PROBLEM DESCRIPTION: Write out the whole listing word for word.

DATA SUPPLIED:
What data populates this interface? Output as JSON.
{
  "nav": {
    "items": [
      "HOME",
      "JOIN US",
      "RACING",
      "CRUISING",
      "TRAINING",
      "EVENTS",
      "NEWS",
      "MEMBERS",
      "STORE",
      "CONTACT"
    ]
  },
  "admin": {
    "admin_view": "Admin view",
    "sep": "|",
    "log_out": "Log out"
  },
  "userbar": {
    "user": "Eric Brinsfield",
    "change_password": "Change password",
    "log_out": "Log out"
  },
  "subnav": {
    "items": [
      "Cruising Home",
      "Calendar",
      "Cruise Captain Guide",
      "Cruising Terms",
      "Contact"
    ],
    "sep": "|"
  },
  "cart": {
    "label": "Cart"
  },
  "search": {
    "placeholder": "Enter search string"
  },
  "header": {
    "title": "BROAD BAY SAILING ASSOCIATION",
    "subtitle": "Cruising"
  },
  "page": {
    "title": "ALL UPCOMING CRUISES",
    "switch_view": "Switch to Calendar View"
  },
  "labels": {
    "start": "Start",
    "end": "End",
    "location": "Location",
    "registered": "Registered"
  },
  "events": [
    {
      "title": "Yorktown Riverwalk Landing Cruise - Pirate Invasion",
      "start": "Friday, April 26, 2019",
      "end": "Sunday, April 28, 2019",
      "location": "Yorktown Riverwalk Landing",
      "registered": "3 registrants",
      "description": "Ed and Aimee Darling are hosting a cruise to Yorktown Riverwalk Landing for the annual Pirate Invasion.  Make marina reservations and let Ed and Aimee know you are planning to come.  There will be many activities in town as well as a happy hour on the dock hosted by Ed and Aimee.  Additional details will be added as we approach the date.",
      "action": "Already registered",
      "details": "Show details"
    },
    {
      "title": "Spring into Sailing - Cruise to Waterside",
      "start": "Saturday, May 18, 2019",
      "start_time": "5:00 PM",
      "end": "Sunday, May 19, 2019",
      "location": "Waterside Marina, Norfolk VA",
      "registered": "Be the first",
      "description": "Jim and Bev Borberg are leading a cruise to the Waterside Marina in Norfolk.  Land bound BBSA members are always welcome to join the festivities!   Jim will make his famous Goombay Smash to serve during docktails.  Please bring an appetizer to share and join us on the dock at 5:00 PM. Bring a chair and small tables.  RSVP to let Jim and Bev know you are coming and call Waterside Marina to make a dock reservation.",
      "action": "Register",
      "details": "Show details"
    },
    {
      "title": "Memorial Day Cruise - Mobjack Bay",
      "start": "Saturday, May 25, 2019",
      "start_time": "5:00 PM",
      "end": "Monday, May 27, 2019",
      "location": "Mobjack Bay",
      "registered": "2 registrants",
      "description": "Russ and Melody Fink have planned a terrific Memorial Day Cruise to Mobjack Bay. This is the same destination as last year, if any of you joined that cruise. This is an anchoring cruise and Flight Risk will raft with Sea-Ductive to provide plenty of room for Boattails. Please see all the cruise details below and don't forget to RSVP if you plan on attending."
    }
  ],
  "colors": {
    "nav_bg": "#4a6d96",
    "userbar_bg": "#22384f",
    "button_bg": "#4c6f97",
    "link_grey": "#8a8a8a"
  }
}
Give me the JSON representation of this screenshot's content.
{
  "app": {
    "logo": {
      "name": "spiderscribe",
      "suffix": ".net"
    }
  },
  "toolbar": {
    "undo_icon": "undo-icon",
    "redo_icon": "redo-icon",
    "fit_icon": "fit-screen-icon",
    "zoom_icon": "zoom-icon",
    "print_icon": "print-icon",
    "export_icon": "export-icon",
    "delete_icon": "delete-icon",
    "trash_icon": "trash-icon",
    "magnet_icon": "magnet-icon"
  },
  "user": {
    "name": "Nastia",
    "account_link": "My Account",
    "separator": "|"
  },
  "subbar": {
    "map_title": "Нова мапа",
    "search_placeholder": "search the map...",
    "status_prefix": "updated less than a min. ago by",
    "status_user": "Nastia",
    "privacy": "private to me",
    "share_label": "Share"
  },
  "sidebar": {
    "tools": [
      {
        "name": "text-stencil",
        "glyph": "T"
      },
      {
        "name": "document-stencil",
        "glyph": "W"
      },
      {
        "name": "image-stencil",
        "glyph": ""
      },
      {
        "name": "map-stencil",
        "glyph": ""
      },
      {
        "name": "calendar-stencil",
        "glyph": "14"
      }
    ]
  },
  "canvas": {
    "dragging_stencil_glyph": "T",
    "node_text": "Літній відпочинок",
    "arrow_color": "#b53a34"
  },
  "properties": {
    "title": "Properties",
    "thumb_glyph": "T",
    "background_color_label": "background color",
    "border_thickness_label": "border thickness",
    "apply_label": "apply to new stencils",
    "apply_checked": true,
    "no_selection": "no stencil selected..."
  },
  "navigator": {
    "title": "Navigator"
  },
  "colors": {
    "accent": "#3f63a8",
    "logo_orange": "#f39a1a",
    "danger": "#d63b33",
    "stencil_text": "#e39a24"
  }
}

EXPECTED ANSWER:
What data populates this interface? Output as JSON.
{
  "nav": {
    "items": [
      "HOME",
      "JOIN US",
      "RACING",
      "CRUISING",
      "TRAINING",
      "EVENTS",
      "NEWS",
      "MEMBERS",
      "STORE",
      "CONTACT"
    ]
  },
  "admin": {
    "admin_view": "Admin view",
    "sep": "|",
    "log_out": "Log out"
  },
  "userbar": {
    "user": "Eric Brinsfield",
    "change_password": "Change password",
    "log_out": "Log out"
  },
  "subnav": {
    "items": [
      "Cruising Home",
      "Calendar",
      "Cruise Captain Guide",
      "Cruising Terms",
      "Contact"
    ],
    "sep": "|"
  },
  "cart": {
    "label": "Cart"
  },
  "search": {
    "placeholder": "Enter search string"
  },
  "header": {
    "title": "BROAD BAY SAILING ASSOCIATION",
    "subtitle": "Cruising"
  },
  "page": {
    "title": "ALL UPCOMING CRUISES",
    "switch_view": "Switch to Calendar View"
  },
  "labels": {
    "start": "Start",
    "end": "End",
    "location": "Location",
    "registered": "Registered"
  },
  "events": [
    {
      "title": "Yorktown Riverwalk Landing Cruise - Pirate Invasion",
      "start": "Friday, April 26, 2019",
      "end": "Sunday, April 28, 2019",
      "location": "Yorktown Riverwalk Landing",
      "registered": "3 registrants",
      "description": "Ed and Aimee Darling are hosting a cruise to Yorktown Riverwalk Landing for the annual Pirate Invasion.  Make marina reservations and let Ed and Aimee know you are planning to come.  There will be many activities in town as well as a happy hour on the dock hosted by Ed and Aimee.  Additional details will be added as we approach the date.",
      "action": "Already registered",
      "details": "Show details"
    },
    {
      "title": "Spring into Sailing - Cruise to Waterside",
      "start": "Saturday, May 18, 2019",
      "start_time": "5:00 PM",
      "end": "Sunday, May 19, 2019",
      "location": "Waterside Marina, Norfolk VA",
      "registered": "Be the first",
      "description": "Jim and Bev Borberg are leading a cruise to the Waterside Marina in Norfolk.  Land bound BBSA members are always welcome to join the festivities!   Jim will make his famous Goombay Smash to serve during docktails.  Please bring an appetizer to share and join us on the dock at 5:00 PM. Bring a chair and small tables.  RSVP to let Jim and Bev know you are coming and call Waterside Marina to make a dock reservation.",
      "action": "Register",
      "details": "Show details"
    },
    {
      "title": "Memorial Day Cruise - Mobjack Bay",
      "start": "Saturday, May 25, 2019",
      "start_time": "5:00 PM",
      "end": "Monday, May 27, 2019",
      "location": "Mobjack Bay",
      "registered": "2 registrants",
      "description": "Russ and Melody Fink have planned a terrific Memorial Day Cruise to Mobjack Bay. This is the same destination as last year, if any of you joined that cruise. This is an anchoring cruise and Flight Risk will raft with Sea-Ductive to provide plenty of room for Boattails. Please see all the cruise details below and don't forget to RSVP if you plan on attending."
    }
  ],
  "colors": {
    "nav_bg": "#4a6d96",
    "userbar_bg": "#22384f",
    "button_bg": "#4c6f97",
    "link_grey": "#8a8a8a"
  }
}
Give me the JSON representation of this screenshot's content.
{
  "app": {
    "logo": {
      "name": "spiderscribe",
      "suffix": ".net"
    }
  },
  "toolbar": {
    "undo_icon": "undo-icon",
    "redo_icon": "redo-icon",
    "fit_icon": "fit-screen-icon",
    "zoom_icon": "zoom-icon",
    "print_icon": "print-icon",
    "export_icon": "export-icon",
    "delete_icon": "delete-icon",
    "trash_icon": "trash-icon",
    "magnet_icon": "magnet-icon"
  },
  "user": {
    "name": "Nastia",
    "account_link": "My Account",
    "separator": "|"
  },
  "subbar": {
    "map_title": "Нова мапа",
    "search_placeholder": "search the map...",
    "status_prefix": "updated less than a min. ago by",
    "status_user": "Nastia",
    "privacy": "private to me",
    "share_label": "Share"
  },
  "sidebar": {
    "tools": [
      {
        "name": "text-stencil",
        "glyph": "T"
      },
      {
        "name": "document-stencil",
        "glyph": "W"
      },
      {
        "name": "image-stencil",
        "glyph": ""
      },
      {
        "name": "map-stencil",
        "glyph": ""
      },
      {
        "name": "calendar-stencil",
        "glyph": "14"
      }
    ]
  },
  "canvas": {
    "dragging_stencil_glyph": "T",
    "node_text": "Літній відпочинок",
    "arrow_color": "#b53a34"
  },
  "properties": {
    "title": "Properties",
    "thumb_glyph": "T",
    "background_color_label": "background color",
    "border_thickness_label": "border thickness",
    "apply_label": "apply to new stencils",
    "apply_checked": true,
    "no_selection": "no stencil selected..."
  },
  "navigator": {
    "title": "Navigator"
  },
  "colors": {
    "accent": "#3f63a8",
    "logo_orange": "#f39a1a",
    "danger": "#d63b33",
    "stencil_text": "#e39a24"
  }
}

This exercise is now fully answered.